Windows 11 adoption just hit a wall — here's why

Windows 11 logo on a laptop screen
(Image credit: Shutterstock)

Windows 11 was released in early October 2021 and saw an impressive adoption rate. Six months later and the initial excitement for Microsoft’s latest operating system seems to have tapered off.

According to AdDuplex, which tracks Windows usage from anonymous user data collected from Windows Store apps, 19.4% of surveyed users had Windows 11 installed in their systems. This is only a 0.1% increase from February’s numbers. A further 0.6% were using a Windows 11 Insider build.

Back in January, AdDuplex reported that Windows 11 adaption doubled to 16.1% based on a survey of 60,000 computers. This current survey consisted of 5,000 PCs.

Over on the Windows 10 front, surveyed users were running the latest versions of the operating system. November’s Windows 10 version N21U (21H2) took 28.5% of the market share while March’s Windows 10 M21U (21H1) build snatched 26.5%. The latest 25% consisted of older Windows 10 builds from as far back as 2018.

Microsoft recently revealed that 1.4 billion devices ran both Windows 10 and Windows 11. However, the Redmond-based company didn’t specify numbers for either build (via TechRadar).

(Image credit: AdDuplex)

What could account for the slow adoption rate? It could be several factors. As we’ve reported, Microsoft has strict Windows 11 requirements. Chief among these is the lack of TPM 2.0 support. There are ways to circumvent the TPM check, though it means you won’t be able to install the latest Windows updates. If you’re running Windows 11 on unsupported hardware, you’ll have to deal with an intrusive watermark on your screen.

There’s also the fact that Windows 11 is, at the moment, not a substantial upgrade from Windows 10. As we said in our Windows 11 review, Windows 11 refines what’s good about Windows 10 without changing too much about Microsoft’s operating system in the process. While this makes it easy for Windows 10 users to acclimate to Windows 11, it also means there’s no rush for these folks to update — even if Windows 11 is available for free.

Since this survey only comes from a comparatively small handful of Windows PCs, it doesn’t reveal Windows 11’s precise adoption rate. That being said, it’s clear Microsoft has more work to do if it wants more users on its latest operating system.

Tony Polanco
Computing Writer

Tony is a computing writer at Tom’s Guide covering laptops, tablets, Windows, and iOS. During his off-hours, Tony enjoys reading comic books, playing video games, reading speculative fiction novels, and spending too much time on X/Twitter.

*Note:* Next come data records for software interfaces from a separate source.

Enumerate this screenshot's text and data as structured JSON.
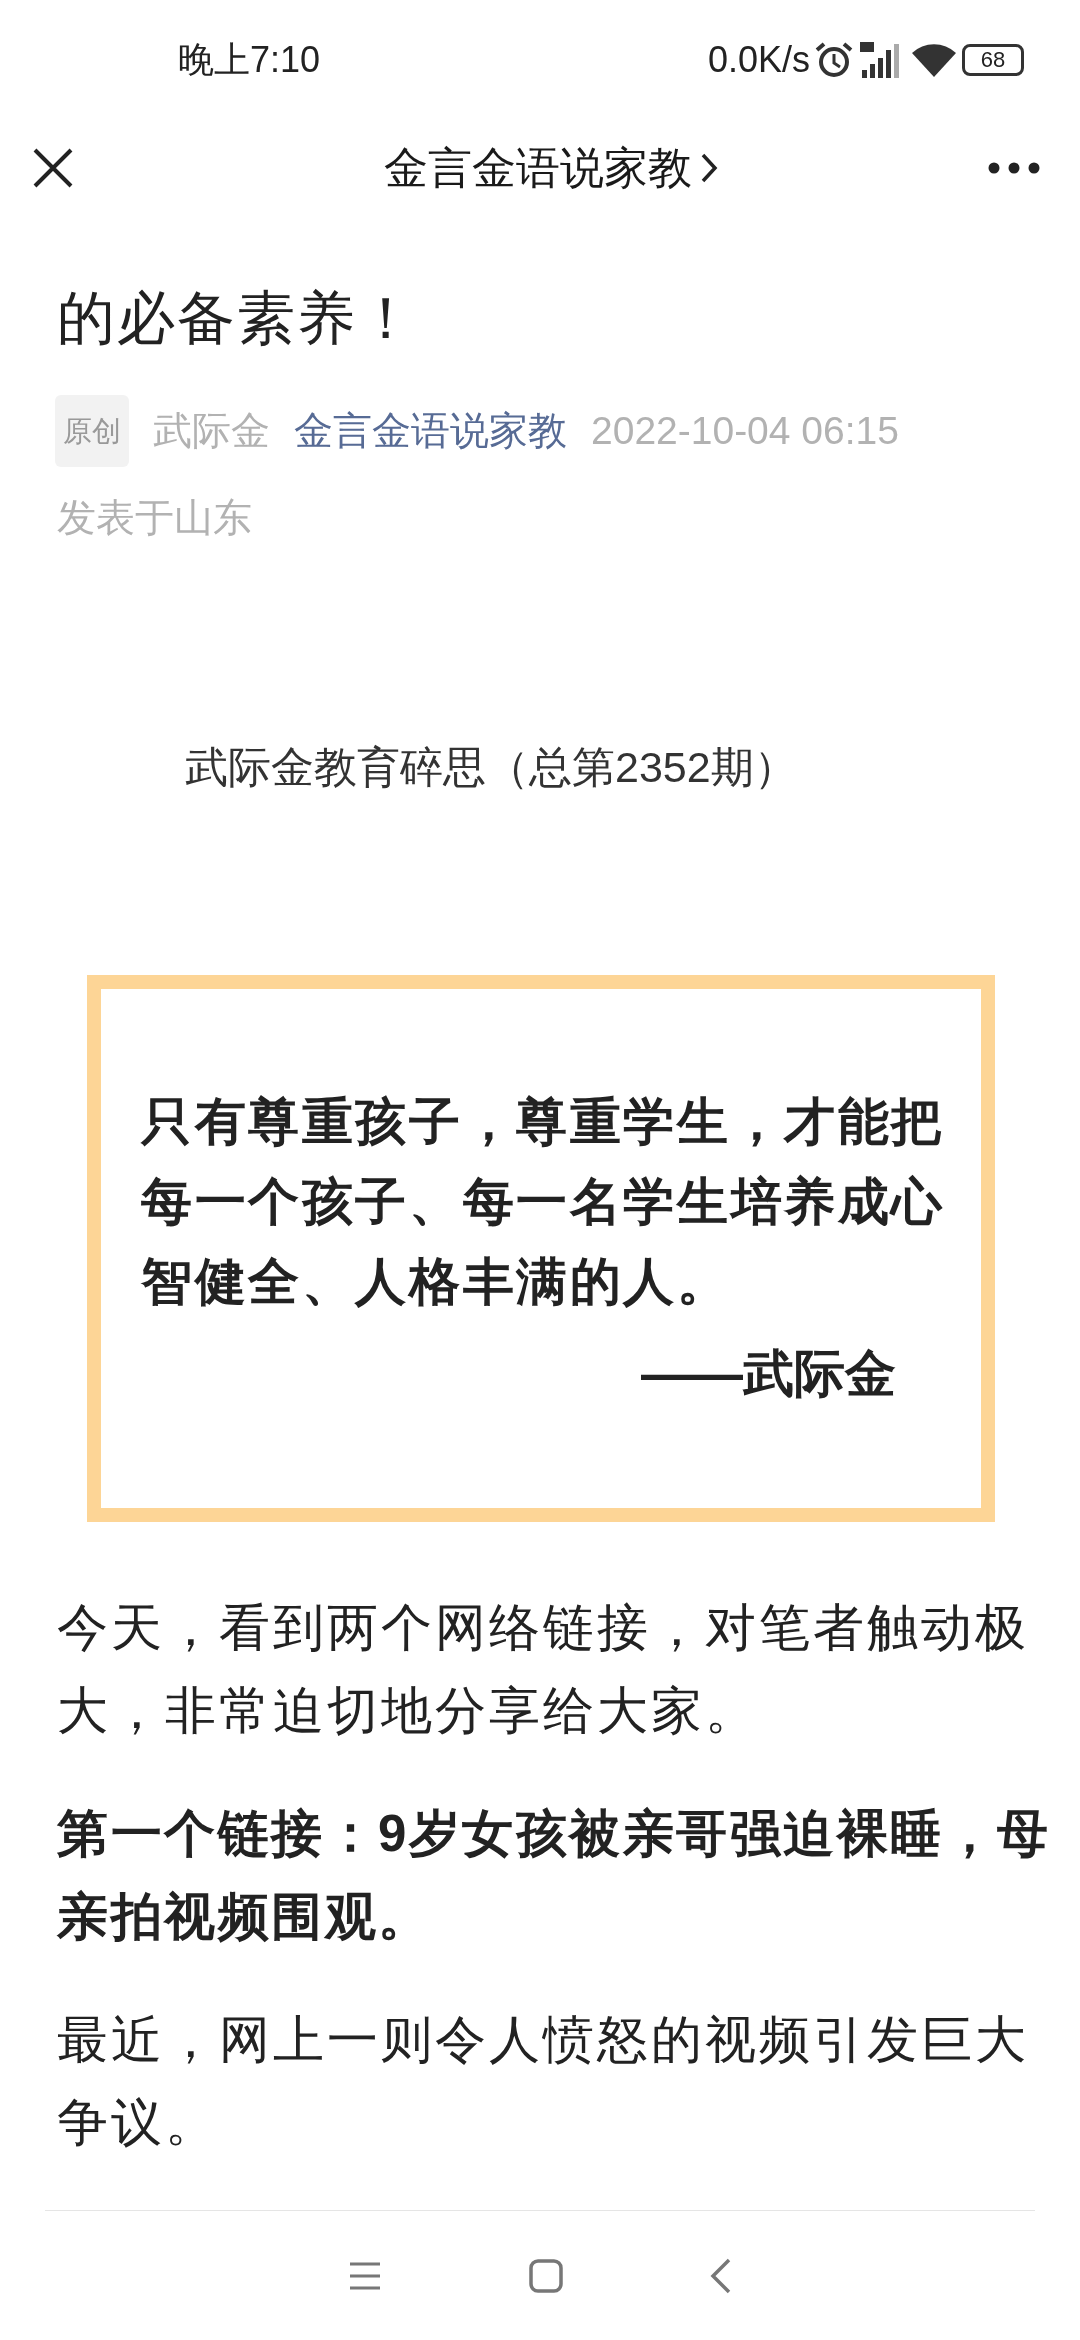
{
  "status_bar": {
    "time": "晚上7:10",
    "network_speed": "0.0K/s",
    "battery": "68"
  },
  "header": {
    "title": "金言金语说家教"
  },
  "article": {
    "title": "的必备素养！",
    "badge": "原创",
    "author": "武际金",
    "account": "金言金语说家教",
    "date": "2022-10-04 06:15",
    "location": "发表于山东",
    "issue": "武际金教育碎思（总第2352期）",
    "quote": {
      "text": "只有尊重孩子，尊重学生，才能把每一个孩子、每一名学生培养成心智健全、人格丰满的人。",
      "attribution": "——武际金"
    },
    "paragraphs": [
      {
        "text": "今天，看到两个网络链接，对笔者触动极大，非常迫切地分享给大家。",
        "bold": false
      },
      {
        "text": "第一个链接：9岁女孩被亲哥强迫裸睡，母亲拍视频围观。",
        "bold": true
      },
      {
        "text": "最近，网上一则令人愤怒的视频引发巨大争议。",
        "bold": false
      }
    ]
  }
}
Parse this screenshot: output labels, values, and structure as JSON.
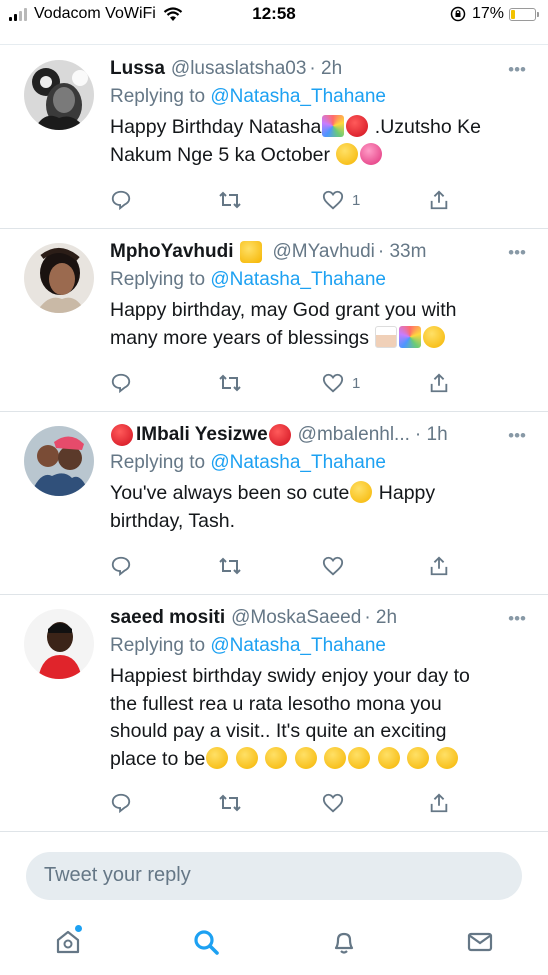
{
  "status_bar": {
    "carrier": "Vodacom VoWiFi",
    "time": "12:58",
    "battery": "17%",
    "battery_level": 0.17
  },
  "tweets": [
    {
      "name": "Lussa",
      "handle": "@lusaslatsha03",
      "time": "· 2h",
      "reply_prefix": "Replying to",
      "reply_to": "@Natasha_Thahane",
      "text_line1": "Happy Birthday Natasha",
      "text_line1b": " .Uzutsho Ke",
      "text_line2": "Nakum Nge 5 ka October",
      "likes": "1"
    },
    {
      "name": "MphoYavhudi",
      "handle": "@MYavhudi",
      "time": "· 33m",
      "reply_prefix": "Replying to",
      "reply_to": "@Natasha_Thahane",
      "text_line1": "Happy birthday, may God grant you with",
      "text_line2": "many more years of blessings",
      "likes": "1"
    },
    {
      "name": "IMbali Yesizwe",
      "handle": "@mbalenhl...",
      "time": "· 1h",
      "reply_prefix": "Replying to",
      "reply_to": "@Natasha_Thahane",
      "text_line1": "You've always been so cute",
      "text_line1b": " Happy",
      "text_line2": "birthday, Tash.",
      "likes": ""
    },
    {
      "name": "saeed mositi",
      "handle": "@MoskaSaeed",
      "time": "· 2h",
      "reply_prefix": "Replying to",
      "reply_to": "@Natasha_Thahane",
      "text_line1": "Happiest birthday swidy enjoy your day to",
      "text_line2": "the fullest rea u rata lesotho mona you",
      "text_line3": "should pay a visit.. It's quite an exciting",
      "text_line4": "place to be",
      "likes": ""
    }
  ],
  "composer": {
    "placeholder": "Tweet your reply"
  },
  "nav": {
    "icons": [
      "home-icon",
      "search-icon",
      "notifications-icon",
      "messages-icon"
    ]
  },
  "colors": {
    "accent": "#1da1f2",
    "secondary_text": "#657786",
    "divider": "#dfe4e8"
  }
}
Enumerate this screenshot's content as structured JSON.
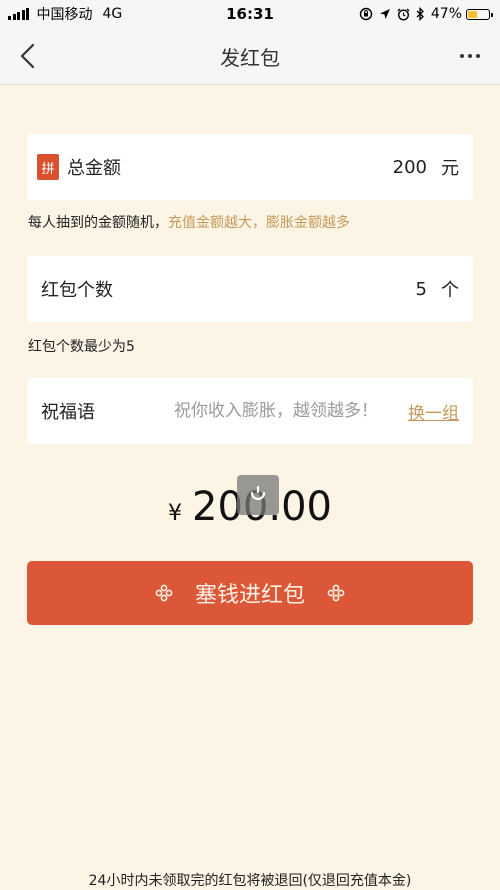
{
  "status_bar": {
    "carrier": "中国移动",
    "network": "4G",
    "time": "16:31",
    "battery_percent": "47%",
    "battery_level": 0.47
  },
  "nav": {
    "title": "发红包"
  },
  "amount_card": {
    "badge": "拼",
    "label": "总金额",
    "value": "200",
    "unit": "元"
  },
  "amount_hint": {
    "prefix": "每人抽到的金额随机，",
    "highlight": "充值金额越大，膨胀金额越多"
  },
  "count_card": {
    "label": "红包个数",
    "value": "5",
    "unit": "个"
  },
  "count_hint": "红包个数最少为5",
  "greeting_card": {
    "label": "祝福语",
    "placeholder": "祝你收入膨胀，越领越多！",
    "change_label": "换一组"
  },
  "total": {
    "currency": "¥",
    "value": "200.00"
  },
  "submit": {
    "label": "塞钱进红包"
  },
  "footer_note": "24小时内未领取完的红包将被退回(仅退回充值本金)",
  "colors": {
    "background": "#FCF4E4",
    "accent_red": "#DC5638",
    "accent_gold": "#C49A5A"
  }
}
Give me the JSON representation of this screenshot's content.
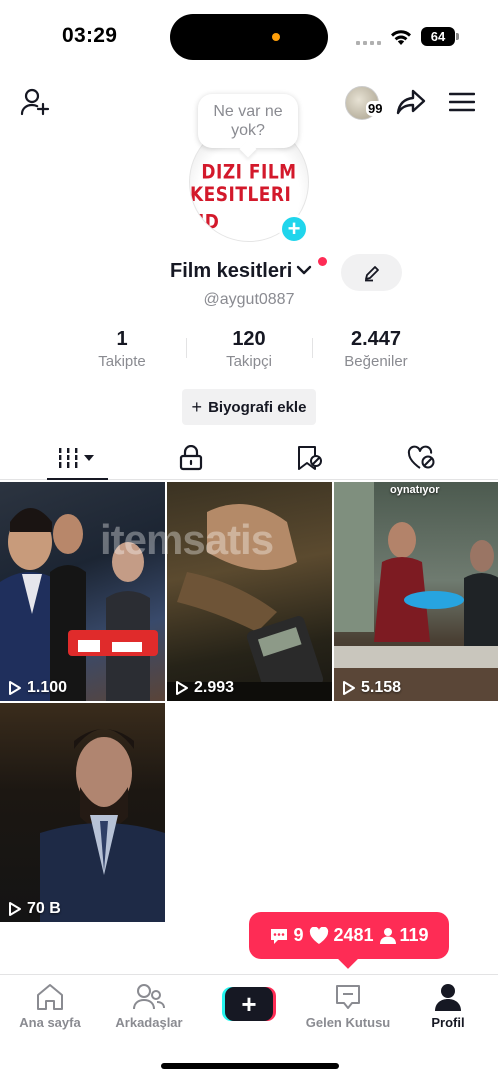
{
  "status_bar": {
    "time": "03:29",
    "battery": "64"
  },
  "header": {
    "visitor_count": "99"
  },
  "profile": {
    "bubble_text": "Ne var ne yok?",
    "avatar_line1": "DIZI FILM",
    "avatar_line2": "KESITLERI HD",
    "display_name": "Film kesitleri",
    "username": "@aygut0887"
  },
  "stats": [
    {
      "value": "1",
      "label": "Takipte"
    },
    {
      "value": "120",
      "label": "Takipçi"
    },
    {
      "value": "2.447",
      "label": "Beğeniler"
    }
  ],
  "bio_button": {
    "label": "Biyografi ekle"
  },
  "videos": [
    {
      "views": "1.100",
      "overlay": ""
    },
    {
      "views": "2.993",
      "overlay": ""
    },
    {
      "views": "5.158",
      "overlay": "oynatıyor"
    },
    {
      "views": "70 B",
      "overlay": ""
    }
  ],
  "watermark": "itemsatis",
  "notification": {
    "comments": "9",
    "likes": "2481",
    "followers": "119"
  },
  "bottom_nav": [
    {
      "label": "Ana sayfa"
    },
    {
      "label": "Arkadaşlar"
    },
    {
      "label": "Gelen Kutusu"
    },
    {
      "label": "Profil"
    }
  ],
  "colors": {
    "accent": "#fe2c55",
    "cyan": "#20d5ec",
    "text": "#161823",
    "muted": "#8a8b91"
  }
}
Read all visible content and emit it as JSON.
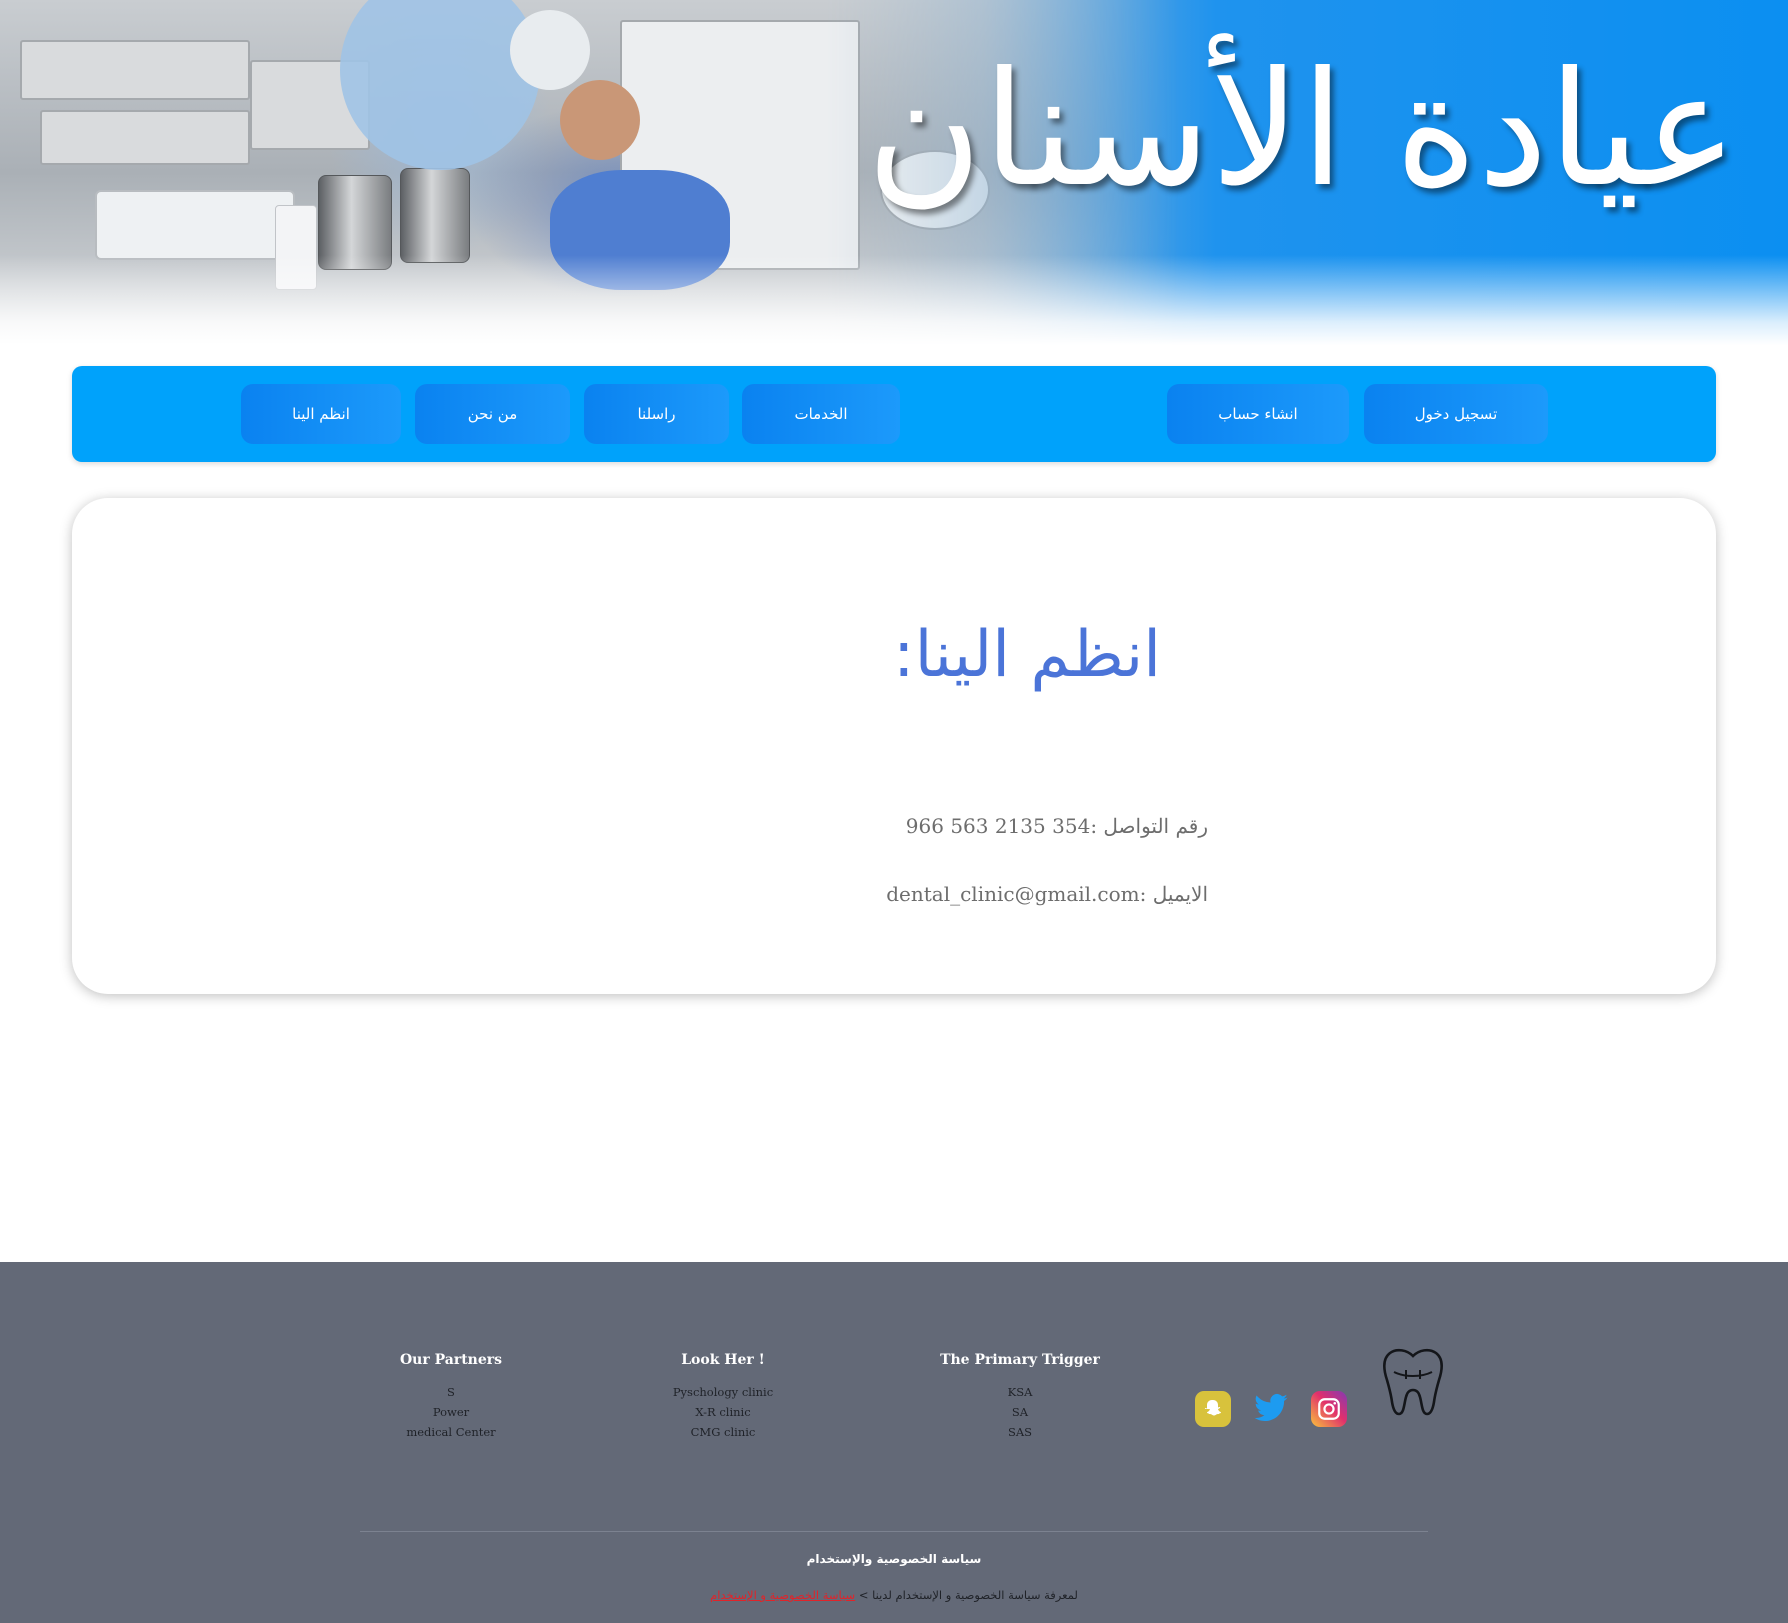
{
  "header": {
    "title": "عيادة الأسنان"
  },
  "nav": {
    "login": "تسجيل دخول",
    "signup": "انشاء حساب",
    "services": "الخدمات",
    "contact": "راسلنا",
    "about": "من نحن",
    "join": "انظم الينا"
  },
  "main": {
    "heading": "انظم الينا:",
    "phone": "رقم التواصل :354 2135 563 966",
    "email": "الايميل :dental_clinic@gmail.com"
  },
  "footer": {
    "columns": [
      {
        "title": "Our Partners",
        "items": [
          "S",
          "Power",
          "medical Center"
        ]
      },
      {
        "title": "Look Her !",
        "items": [
          "Pyschology clinic",
          "X-R clinic",
          "CMG clinic"
        ]
      },
      {
        "title": "The Primary Trigger",
        "items": [
          "KSA",
          "SA",
          "SAS"
        ]
      }
    ],
    "social": [
      {
        "icon": "snapchat-icon",
        "color": "#d8c23c"
      },
      {
        "icon": "twitter-icon",
        "color": "#1d9bf0"
      },
      {
        "icon": "instagram-icon",
        "color": "#c13584"
      }
    ],
    "logo_icon": "tooth-icon",
    "policy_title": "سياسة الخصوصية والإستخدام",
    "policy_text": "لمعرفة سياسة الخصوصية و الإستخدام لدينا >",
    "policy_link": "سياسة الخصوصية و الإستخدام"
  },
  "colors": {
    "nav_bg": "#00a2fb",
    "heading": "#4b74d8",
    "footer_bg": "#636977",
    "link": "#e0242a"
  }
}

His non-nerdy pursuits involve attending Hard Rock/Heavy Metal concerts and going to NYC bars with friends and colleagues. His work has appeared in publications such as Laptop Mag, PC Mag, and various independent gaming sites.

  • Aruf83
    Microsoft needs to add much requested features like video or active background for desktop and mobile style folders. The lack of the promised Android at launch also put a lot of people off updating too I think.